Indexed on: 13 Apr '16Published on: 13 Apr '16Published in: Computer Science - Networking and Internet Architecture
There is a fundamental trade-off between the communication cost and latency in information aggregation. Aggregating multiple communication messages over time can alleviate overhead and improve energy efficiency on one hand, but inevitably incurs information delay on the other hand. In the presence of uncertain future inputs, this trade-off should be balanced in an online manner, which is studied by the classical dynamic TCP ACK problem for a single information source. In this paper, we extend dynamic TCP ACK problem to a general setting of collecting aggregate information from distributed and correlated information sources. In this model, distributed sources observe correlated events, whereas only a small number of reports are required from the sources. The sources make online decisions about their reporting operations in a distributed manner without prior knowledge of the local observations at others.

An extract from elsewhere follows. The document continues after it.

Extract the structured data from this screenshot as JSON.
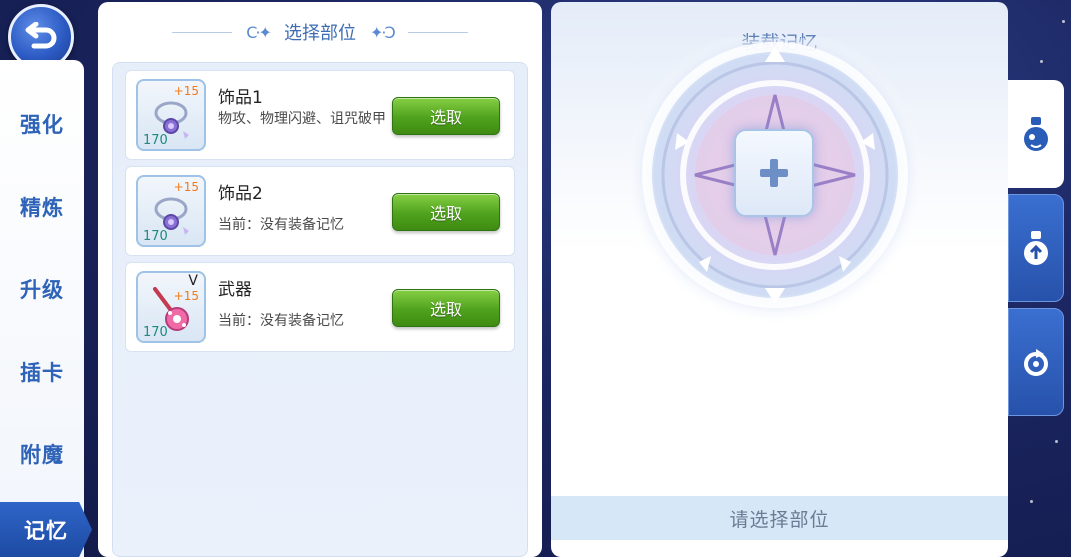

Our problem captures a wide range of applications, such as in-situ sensing, anycast acknowledgement and distributed caching. We present simple threshold-based competitive distributed online algorithms under different settings of intercommunication. Our algorithms match the theoretical lower bounds in order of magnitude. We observe that our algorithms can produce satisfactory performance in simulations and practical testbed.